**Data provided**.
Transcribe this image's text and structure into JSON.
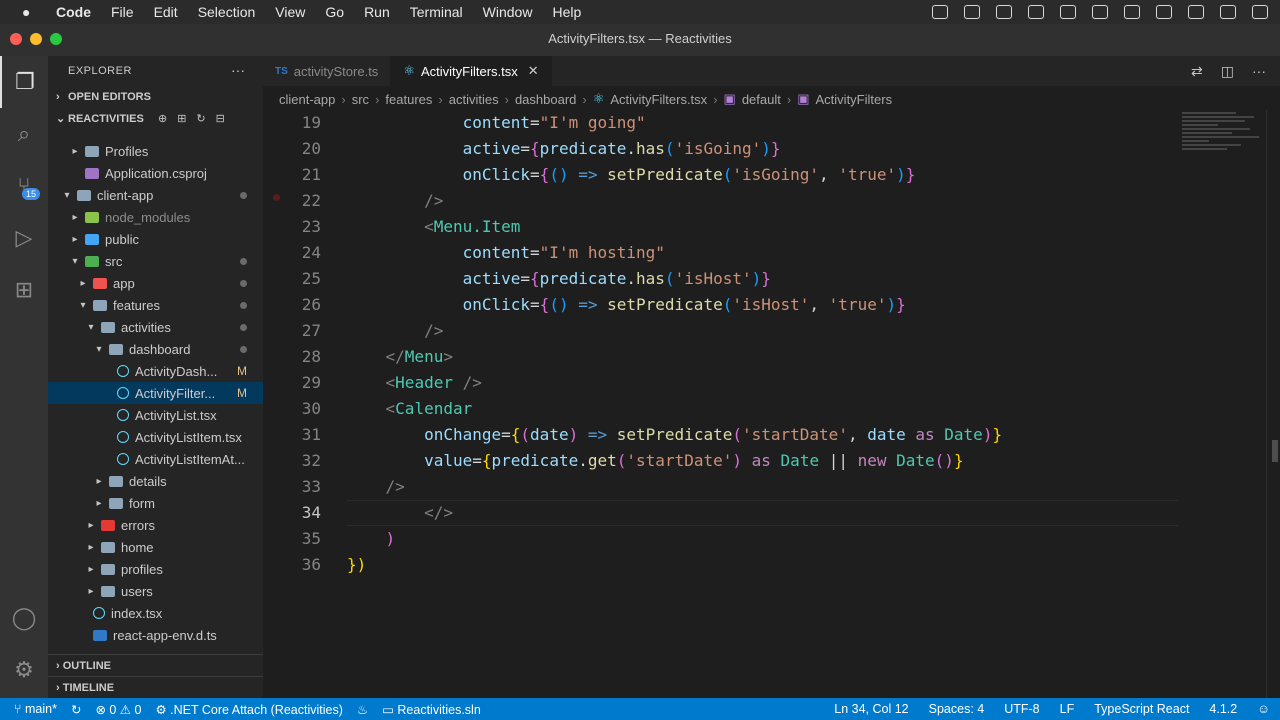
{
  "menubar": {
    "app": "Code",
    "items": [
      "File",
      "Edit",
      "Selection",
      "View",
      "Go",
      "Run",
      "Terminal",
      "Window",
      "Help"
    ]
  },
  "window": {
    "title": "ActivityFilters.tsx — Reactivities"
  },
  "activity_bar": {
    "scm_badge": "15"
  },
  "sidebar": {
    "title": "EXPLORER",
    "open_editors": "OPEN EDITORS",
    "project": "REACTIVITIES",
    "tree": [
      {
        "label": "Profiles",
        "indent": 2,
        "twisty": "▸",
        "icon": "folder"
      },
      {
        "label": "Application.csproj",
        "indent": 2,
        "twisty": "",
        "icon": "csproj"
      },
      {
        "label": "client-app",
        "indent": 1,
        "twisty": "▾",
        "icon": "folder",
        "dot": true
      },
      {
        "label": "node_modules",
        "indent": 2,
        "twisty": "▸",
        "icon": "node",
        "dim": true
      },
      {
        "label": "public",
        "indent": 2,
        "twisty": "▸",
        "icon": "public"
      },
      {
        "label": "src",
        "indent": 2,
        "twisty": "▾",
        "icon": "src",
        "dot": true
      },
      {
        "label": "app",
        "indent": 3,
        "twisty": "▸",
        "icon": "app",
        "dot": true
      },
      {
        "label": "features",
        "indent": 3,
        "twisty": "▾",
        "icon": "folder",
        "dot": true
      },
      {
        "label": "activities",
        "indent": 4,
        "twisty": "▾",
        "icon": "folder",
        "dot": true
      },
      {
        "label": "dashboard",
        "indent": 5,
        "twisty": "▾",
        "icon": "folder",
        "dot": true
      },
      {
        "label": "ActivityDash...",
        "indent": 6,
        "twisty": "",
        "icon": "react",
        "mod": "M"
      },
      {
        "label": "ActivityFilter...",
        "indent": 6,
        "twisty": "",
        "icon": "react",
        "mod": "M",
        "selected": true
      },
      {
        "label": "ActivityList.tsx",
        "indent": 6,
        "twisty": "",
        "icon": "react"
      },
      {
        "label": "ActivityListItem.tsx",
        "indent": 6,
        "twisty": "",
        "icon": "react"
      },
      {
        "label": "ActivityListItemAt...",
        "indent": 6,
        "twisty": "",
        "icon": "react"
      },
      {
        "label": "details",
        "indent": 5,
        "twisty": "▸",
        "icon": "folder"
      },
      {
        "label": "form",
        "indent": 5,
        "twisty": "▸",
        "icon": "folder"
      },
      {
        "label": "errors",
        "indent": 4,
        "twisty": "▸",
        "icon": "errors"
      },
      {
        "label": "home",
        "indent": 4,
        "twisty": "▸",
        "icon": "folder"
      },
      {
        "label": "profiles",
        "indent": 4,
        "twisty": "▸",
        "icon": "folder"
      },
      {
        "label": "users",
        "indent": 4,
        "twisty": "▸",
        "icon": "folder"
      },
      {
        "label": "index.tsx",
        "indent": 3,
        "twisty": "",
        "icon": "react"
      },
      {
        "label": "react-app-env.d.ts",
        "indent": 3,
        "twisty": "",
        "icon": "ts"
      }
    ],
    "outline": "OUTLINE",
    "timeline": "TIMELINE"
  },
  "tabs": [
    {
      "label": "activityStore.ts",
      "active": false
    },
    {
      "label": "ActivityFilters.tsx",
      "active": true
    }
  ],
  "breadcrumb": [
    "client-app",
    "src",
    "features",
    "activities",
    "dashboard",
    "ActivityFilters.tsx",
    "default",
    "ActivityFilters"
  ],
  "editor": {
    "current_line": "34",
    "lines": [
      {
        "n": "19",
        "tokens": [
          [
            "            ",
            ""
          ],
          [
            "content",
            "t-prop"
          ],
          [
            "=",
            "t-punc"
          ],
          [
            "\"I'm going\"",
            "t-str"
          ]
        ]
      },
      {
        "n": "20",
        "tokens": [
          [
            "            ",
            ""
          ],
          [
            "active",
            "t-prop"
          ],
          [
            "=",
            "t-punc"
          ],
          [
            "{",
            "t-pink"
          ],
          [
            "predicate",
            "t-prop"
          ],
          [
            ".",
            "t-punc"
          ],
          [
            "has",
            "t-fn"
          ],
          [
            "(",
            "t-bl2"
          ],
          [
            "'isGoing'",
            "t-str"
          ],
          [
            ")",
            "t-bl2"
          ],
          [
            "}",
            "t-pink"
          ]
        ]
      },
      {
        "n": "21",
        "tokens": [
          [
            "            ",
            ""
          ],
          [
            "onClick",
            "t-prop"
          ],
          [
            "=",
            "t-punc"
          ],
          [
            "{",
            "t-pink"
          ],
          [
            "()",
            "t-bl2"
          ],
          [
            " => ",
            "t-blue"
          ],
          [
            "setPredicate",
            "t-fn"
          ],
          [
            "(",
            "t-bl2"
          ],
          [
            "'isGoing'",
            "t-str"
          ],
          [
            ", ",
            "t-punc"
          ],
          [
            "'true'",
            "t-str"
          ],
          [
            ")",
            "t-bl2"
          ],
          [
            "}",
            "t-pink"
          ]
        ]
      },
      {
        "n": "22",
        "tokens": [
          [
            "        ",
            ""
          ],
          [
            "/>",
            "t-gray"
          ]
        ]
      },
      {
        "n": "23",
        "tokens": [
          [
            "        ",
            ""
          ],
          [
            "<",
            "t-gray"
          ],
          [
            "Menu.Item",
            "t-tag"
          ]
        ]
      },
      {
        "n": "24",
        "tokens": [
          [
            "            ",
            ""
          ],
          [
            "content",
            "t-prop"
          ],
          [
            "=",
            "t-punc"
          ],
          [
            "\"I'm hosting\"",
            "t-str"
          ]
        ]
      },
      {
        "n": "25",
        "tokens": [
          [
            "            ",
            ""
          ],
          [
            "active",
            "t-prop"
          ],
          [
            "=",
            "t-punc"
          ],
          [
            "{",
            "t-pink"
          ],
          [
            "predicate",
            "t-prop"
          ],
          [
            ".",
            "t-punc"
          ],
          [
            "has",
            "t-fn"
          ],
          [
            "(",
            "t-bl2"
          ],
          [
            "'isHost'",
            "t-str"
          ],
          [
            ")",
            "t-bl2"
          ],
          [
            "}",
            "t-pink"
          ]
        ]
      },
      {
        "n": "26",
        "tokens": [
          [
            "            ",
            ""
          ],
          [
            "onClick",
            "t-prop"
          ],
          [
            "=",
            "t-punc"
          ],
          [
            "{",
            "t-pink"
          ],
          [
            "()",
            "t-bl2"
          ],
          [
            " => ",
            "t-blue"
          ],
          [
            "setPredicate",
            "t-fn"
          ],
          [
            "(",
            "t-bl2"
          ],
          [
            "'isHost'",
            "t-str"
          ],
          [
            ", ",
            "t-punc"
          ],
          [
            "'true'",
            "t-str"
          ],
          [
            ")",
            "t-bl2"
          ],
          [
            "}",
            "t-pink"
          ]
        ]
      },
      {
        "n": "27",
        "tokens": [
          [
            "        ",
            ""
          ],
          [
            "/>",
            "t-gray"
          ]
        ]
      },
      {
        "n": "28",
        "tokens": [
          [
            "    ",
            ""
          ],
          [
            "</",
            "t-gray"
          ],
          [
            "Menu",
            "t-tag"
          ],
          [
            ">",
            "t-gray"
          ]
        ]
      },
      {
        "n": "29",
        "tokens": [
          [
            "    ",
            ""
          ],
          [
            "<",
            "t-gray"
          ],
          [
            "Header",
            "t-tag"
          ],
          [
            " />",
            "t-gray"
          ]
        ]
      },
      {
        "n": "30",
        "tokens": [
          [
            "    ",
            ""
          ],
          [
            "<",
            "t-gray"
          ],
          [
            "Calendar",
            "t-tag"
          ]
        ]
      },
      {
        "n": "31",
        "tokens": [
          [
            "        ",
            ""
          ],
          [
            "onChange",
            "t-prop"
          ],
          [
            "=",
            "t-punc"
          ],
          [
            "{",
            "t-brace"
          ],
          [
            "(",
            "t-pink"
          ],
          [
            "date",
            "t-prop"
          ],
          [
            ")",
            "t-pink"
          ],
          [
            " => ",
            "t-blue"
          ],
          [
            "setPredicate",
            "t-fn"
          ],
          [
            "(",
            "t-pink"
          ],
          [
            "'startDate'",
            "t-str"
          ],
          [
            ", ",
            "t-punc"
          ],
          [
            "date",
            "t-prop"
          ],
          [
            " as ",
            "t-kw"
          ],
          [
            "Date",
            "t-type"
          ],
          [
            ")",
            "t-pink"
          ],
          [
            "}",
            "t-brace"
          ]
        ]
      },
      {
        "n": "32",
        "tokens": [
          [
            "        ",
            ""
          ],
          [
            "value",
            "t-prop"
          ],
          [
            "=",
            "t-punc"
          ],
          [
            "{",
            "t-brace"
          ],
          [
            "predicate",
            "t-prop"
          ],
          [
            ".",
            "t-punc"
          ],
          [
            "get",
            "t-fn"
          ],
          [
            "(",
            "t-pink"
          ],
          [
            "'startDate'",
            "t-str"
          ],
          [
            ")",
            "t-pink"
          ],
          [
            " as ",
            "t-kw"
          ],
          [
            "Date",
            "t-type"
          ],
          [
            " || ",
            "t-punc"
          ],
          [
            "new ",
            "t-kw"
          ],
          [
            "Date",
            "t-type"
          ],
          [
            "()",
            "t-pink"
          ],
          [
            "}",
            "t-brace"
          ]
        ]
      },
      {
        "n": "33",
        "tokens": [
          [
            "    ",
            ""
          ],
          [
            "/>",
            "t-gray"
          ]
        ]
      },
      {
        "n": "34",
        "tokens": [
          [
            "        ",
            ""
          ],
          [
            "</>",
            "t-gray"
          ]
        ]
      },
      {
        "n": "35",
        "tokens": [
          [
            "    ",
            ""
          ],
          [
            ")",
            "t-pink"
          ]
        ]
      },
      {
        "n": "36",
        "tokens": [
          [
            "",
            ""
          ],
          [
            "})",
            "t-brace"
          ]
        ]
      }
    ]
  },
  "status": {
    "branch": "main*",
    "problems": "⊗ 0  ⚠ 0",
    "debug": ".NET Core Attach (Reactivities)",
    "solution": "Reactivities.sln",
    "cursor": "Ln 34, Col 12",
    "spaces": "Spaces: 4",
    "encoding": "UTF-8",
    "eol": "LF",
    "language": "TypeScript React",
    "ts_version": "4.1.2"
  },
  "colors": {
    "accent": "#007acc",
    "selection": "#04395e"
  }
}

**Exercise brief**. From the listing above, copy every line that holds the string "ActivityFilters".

**The completed task**.
    "title": "ActivityFilters.tsx — Reactivities"
      "label": "ActivityFilters.tsx",
    "ActivityFilters.tsx",
    "ActivityFilters"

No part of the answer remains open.